Hanif 70, has decided to migrate with his family and livestock to canal-irrigated areas in search of food, fodder and water. “If it was n’t a matter of survival in Thar, we would never take our women and children to strange new places.”
Previously, they could grow and harvest grain after the rains and store enough fodder to last them a year. Since the past ten years, climate change and increasing population has heavily burdened limited resources.
Desertification, droughts and deforestation have washed away flora and fauna, forcing thousands of people each year to migrate from district Tharparkar, Umerkot, Sanghar, Kachho and Kohistan to irrigated areas.
In quest of food and livelihood, rural communities pursue land management and cultivation practices which deplete the soil. Trees are cut for fuel wood but not replanted. The result is flash floods, water logging, deforestation, loss of soil fertility, soil erosion, salinity, loss of carbon sequestration capacity and biodiversity; much worsened by scarcity of water, frequent droughts and mismanagement of land resources.
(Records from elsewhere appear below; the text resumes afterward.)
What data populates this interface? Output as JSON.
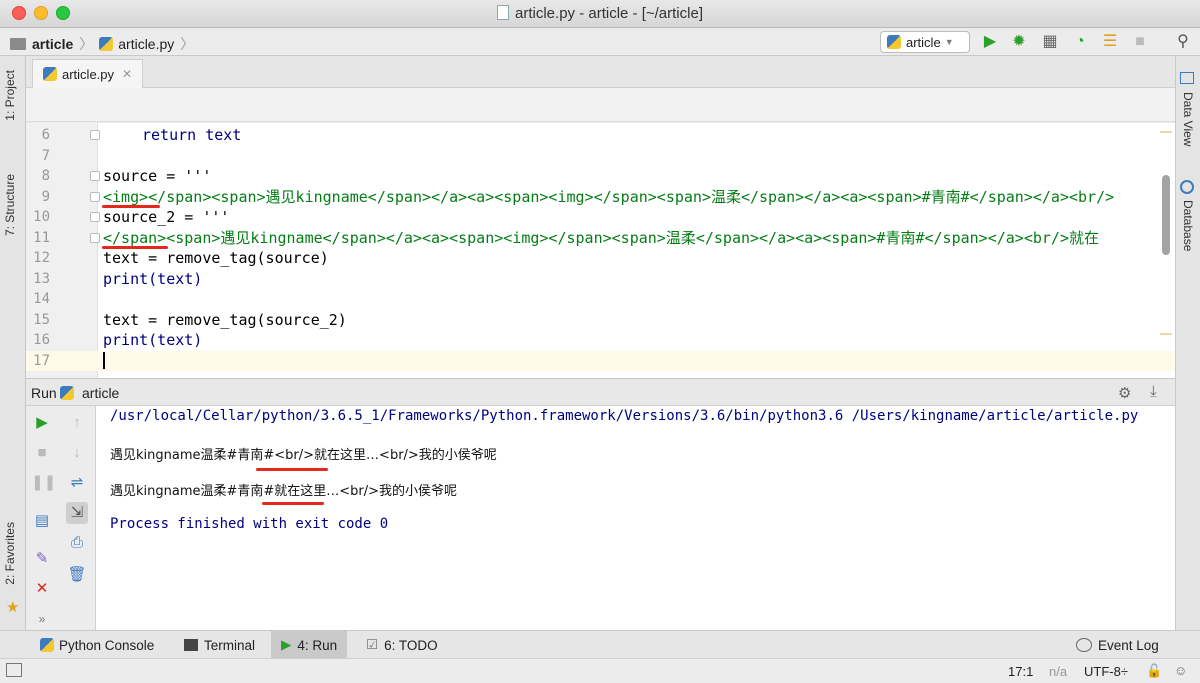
{
  "window": {
    "title": "article.py - article - [~/article]"
  },
  "navbar": {
    "breadcrumb": [
      "article",
      "article.py"
    ],
    "run_config": "article"
  },
  "left_tabs": {
    "project": "1: Project",
    "structure": "7: Structure",
    "favorites": "2: Favorites"
  },
  "right_tabs": {
    "data_view": "Data View",
    "database": "Database"
  },
  "editor": {
    "tab_label": "article.py",
    "lines": [
      {
        "n": "6",
        "pre": "    ",
        "text": "return text",
        "kind": "ret"
      },
      {
        "n": "7",
        "text": ""
      },
      {
        "n": "8",
        "text": "source = '''",
        "kind": "assign"
      },
      {
        "n": "9",
        "text": "<img></span><span>遇见kingname</span></a><a><span><img></span><span>温柔</span></a><a><span>#青南#</span></a><br/>",
        "kind": "str"
      },
      {
        "n": "10",
        "text": "source_2 = '''",
        "kind": "assign"
      },
      {
        "n": "11",
        "text": "</span><span>遇见kingname</span></a><a><span><img></span><span>温柔</span></a><a><span>#青南#</span></a><br/>就在",
        "kind": "str"
      },
      {
        "n": "12",
        "text": "text = remove_tag(source)"
      },
      {
        "n": "13",
        "text": "print(text)"
      },
      {
        "n": "14",
        "text": ""
      },
      {
        "n": "15",
        "text": "text = remove_tag(source_2)"
      },
      {
        "n": "16",
        "text": "print(text)"
      },
      {
        "n": "17",
        "text": ""
      }
    ]
  },
  "run": {
    "header_label": "Run",
    "config_name": "article",
    "output": [
      "/usr/local/Cellar/python/3.6.5_1/Frameworks/Python.framework/Versions/3.6/bin/python3.6 /Users/kingname/article/article.py",
      "遇见kingname温柔#青南#<br/>就在这里…<br/>我的小侯爷呢",
      "遇见kingname温柔#青南#就在这里…<br/>我的小侯爷呢",
      "Process finished with exit code 0"
    ]
  },
  "bottom_tabs": [
    "Python Console",
    "Terminal",
    "4: Run",
    "6: TODO"
  ],
  "event_log": "Event Log",
  "status": {
    "position": "17:1",
    "na": "n/a",
    "encoding": "UTF-8÷"
  },
  "colors": {
    "string": "#067d17",
    "keyword": "#000080",
    "annotation": "#e4281b"
  }
}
Hanif says people who used to protect trees in the past, now heartlessly chop them to sell wood in the market.
The arid zones which constitute 68 per cent of Sindh are classified as subtropical deserts. The entire province receives only an average of 200mm of rain per annum with the evaporation rate of water being higher than the rate of precipitation. Hence water scarcity is a critical issue as these areas fall outside the canal-irrigation system. Since desertification has affected soil productivity, communities have increased livestock. This results in overgrazing which makes it difficult for rangeland to regenerate as soil
stabilisation is destroyed.
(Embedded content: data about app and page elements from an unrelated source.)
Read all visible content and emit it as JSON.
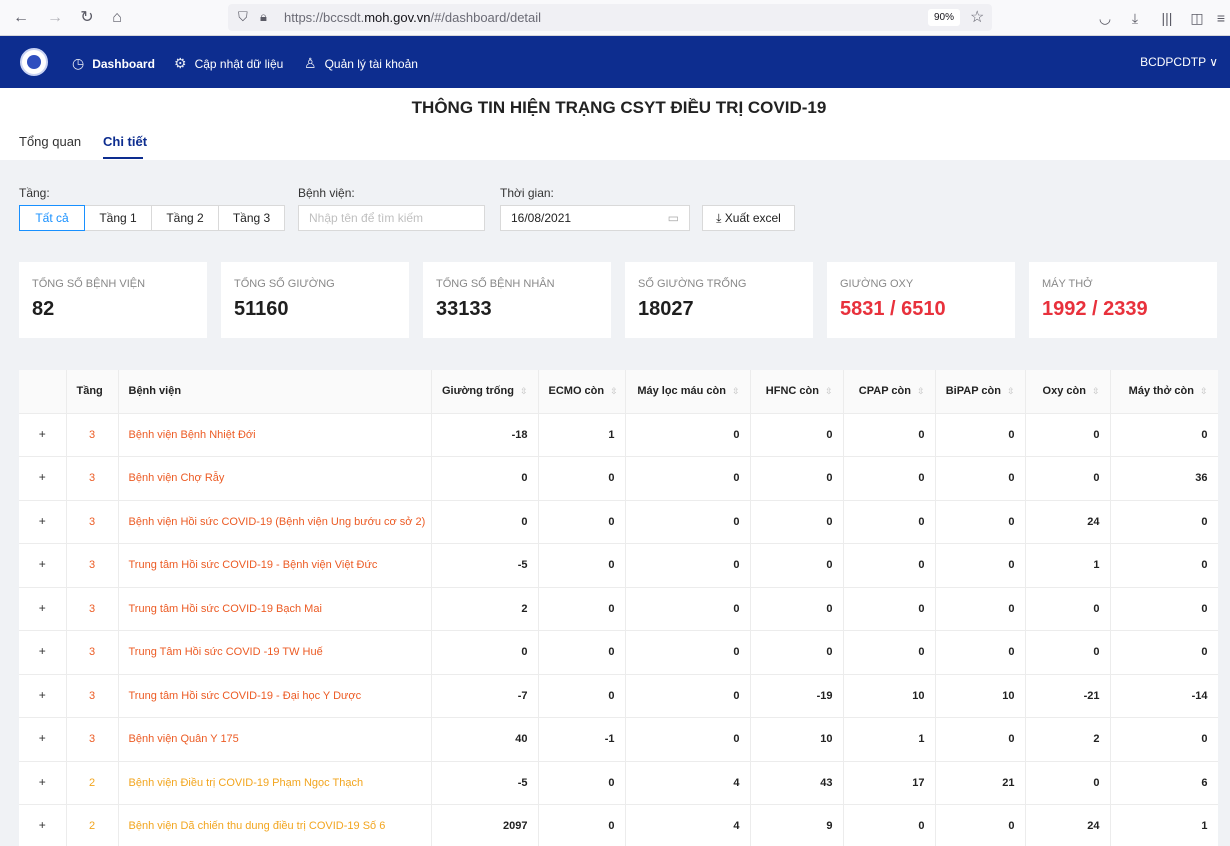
{
  "browser": {
    "url_prefix": "https://bccsdt.",
    "url_domain": "moh.gov.vn",
    "url_path": "/#/dashboard/detail",
    "zoom": "90%"
  },
  "header": {
    "menu": [
      {
        "label": "Dashboard",
        "icon": "dashboard-icon"
      },
      {
        "label": "Cập nhật dữ liệu",
        "icon": "settings-icon"
      },
      {
        "label": "Quản lý tài khoản",
        "icon": "user-icon"
      }
    ],
    "user": "BCDPCDTP ∨"
  },
  "page": {
    "title": "THÔNG TIN HIỆN TRẠNG CSYT ĐIỀU TRỊ COVID-19",
    "tabs": [
      "Tổng quan",
      "Chi tiết"
    ]
  },
  "filters": {
    "tier_label": "Tầng:",
    "tier_options": [
      "Tất cả",
      "Tầng 1",
      "Tầng 2",
      "Tầng 3"
    ],
    "hospital_label": "Bệnh viện:",
    "hospital_placeholder": "Nhập tên để tìm kiếm",
    "time_label": "Thời gian:",
    "date_value": "16/08/2021",
    "export_label": "⤓  Xuất excel"
  },
  "stats": [
    {
      "label": "TỔNG SỐ BỆNH VIỆN",
      "value": "82"
    },
    {
      "label": "TỔNG SỐ GIƯỜNG",
      "value": "51160"
    },
    {
      "label": "TỔNG SỐ BỆNH NHÂN",
      "value": "33133"
    },
    {
      "label": "SỐ GIƯỜNG TRỐNG",
      "value": "18027"
    },
    {
      "label": "GIƯỜNG OXY",
      "value": "5831 / 6510"
    },
    {
      "label": "MÁY THỞ",
      "value": "1992 / 2339"
    }
  ],
  "table": {
    "columns": [
      "",
      "Tầng",
      "Bệnh viện",
      "Giường trống",
      "ECMO còn",
      "Máy lọc máu còn",
      "HFNC còn",
      "CPAP còn",
      "BiPAP còn",
      "Oxy còn",
      "Máy thở còn"
    ],
    "rows": [
      {
        "tier": "3",
        "name": "Bệnh viện Bệnh Nhiệt Đới",
        "values": [
          "-18",
          "1",
          "0",
          "0",
          "0",
          "0",
          "0",
          "0"
        ]
      },
      {
        "tier": "3",
        "name": "Bệnh viện Chợ Rẫy",
        "values": [
          "0",
          "0",
          "0",
          "0",
          "0",
          "0",
          "0",
          "36"
        ]
      },
      {
        "tier": "3",
        "name": "Bệnh viện Hồi sức COVID-19 (Bệnh viện Ung bướu cơ sở 2)",
        "values": [
          "0",
          "0",
          "0",
          "0",
          "0",
          "0",
          "24",
          "0"
        ]
      },
      {
        "tier": "3",
        "name": "Trung tâm Hồi sức COVID-19 - Bệnh viện Việt Đức",
        "values": [
          "-5",
          "0",
          "0",
          "0",
          "0",
          "0",
          "1",
          "0"
        ]
      },
      {
        "tier": "3",
        "name": "Trung tâm Hồi sức COVID-19 Bạch Mai",
        "values": [
          "2",
          "0",
          "0",
          "0",
          "0",
          "0",
          "0",
          "0"
        ]
      },
      {
        "tier": "3",
        "name": "Trung Tâm Hồi sức COVID -19 TW Huế",
        "values": [
          "0",
          "0",
          "0",
          "0",
          "0",
          "0",
          "0",
          "0"
        ]
      },
      {
        "tier": "3",
        "name": "Trung tâm Hồi sức COVID-19 - Đại học Y Dược",
        "values": [
          "-7",
          "0",
          "0",
          "-19",
          "10",
          "10",
          "-21",
          "-14"
        ]
      },
      {
        "tier": "3",
        "name": "Bệnh viện Quân Y 175",
        "values": [
          "40",
          "-1",
          "0",
          "10",
          "1",
          "0",
          "2",
          "0"
        ]
      },
      {
        "tier": "2",
        "name": "Bệnh viện Điều trị COVID-19 Phạm Ngọc Thạch",
        "values": [
          "-5",
          "0",
          "4",
          "43",
          "17",
          "21",
          "0",
          "6"
        ]
      },
      {
        "tier": "2",
        "name": "Bệnh viện Dã chiến thu dung điều trị COVID-19 Số 6",
        "values": [
          "2097",
          "0",
          "4",
          "9",
          "0",
          "0",
          "24",
          "1"
        ]
      }
    ]
  },
  "colors": {
    "header_bg": "#0d2d8f",
    "tier3": "#ec5b24",
    "tier2": "#f2a51e",
    "stat_red": "#e8313c",
    "active_blue": "#1890ff"
  }
}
In Thar, wind erosion leads to further desertification as fertile land turns to a barren desert when fertile soil is blown away. The use of tractor causes further soil erosion and land degradation.
In 2010, the ministry of environment and the United Nations Development Programme (UNDP) declared seven arid zones, the Thar desert being one of them. Plants of rare species including (Gugral) Camiphera mukul, (Kandi) Prosopis cineraria, (Jar) Calligonum polygonoldes (Phog) salvadora oleoidesq are found here as researched by the Society for Conservation and Protection of Environment (SCOPE), Tharparkar.
Declared a Ramsar site in 2002, the total population of Tharparkar is 1.4 million out of which 80 per cent is dependent on livestock and vegetation including trees and plants.
Out of the seven routes for migratory birds in Central Asia, the Indus green route passes through the Thar Desert. According to an estimate by the Society for Conservation and Protection of Environment (SCOPE), abodes of about 40000 migratory birds have been destroyed in the few trees that were left in Thar .
One-third area of Chhachhro and three union councils of Umerkot have been affected by desertification. Toxic trees, bushes and plants including Akk or calotropis, Devi or Prosopis juliflora and San Lasiurus sindicus which are harmful for the jaws and digestive system of livestock are found growing in these areas. These hinder the growth of grass and other bushes.
Previously there was the Gaucher (cow pastures) in Thar for grazing of livestock, but not any more due to encroachment and cultivation.
According to Nasir Ali Panhwar, Programme Coordinator WWF, “A high percentage of dust found in the air causes skin, eye and lung diseases like allergies and asthma. Those suffering from TB find their condition aggravated. In the absence of shady trees, people suffer diarrhea and dehydration by working in the sun for prolonged periods of time.”
Presently there is no university in Sindh that offers guidance for agriculture in arid zones. There is no research being done, no dedicated department, no policies nor awareness among people about desertification and droughts; its causes, impacts and solutions and management.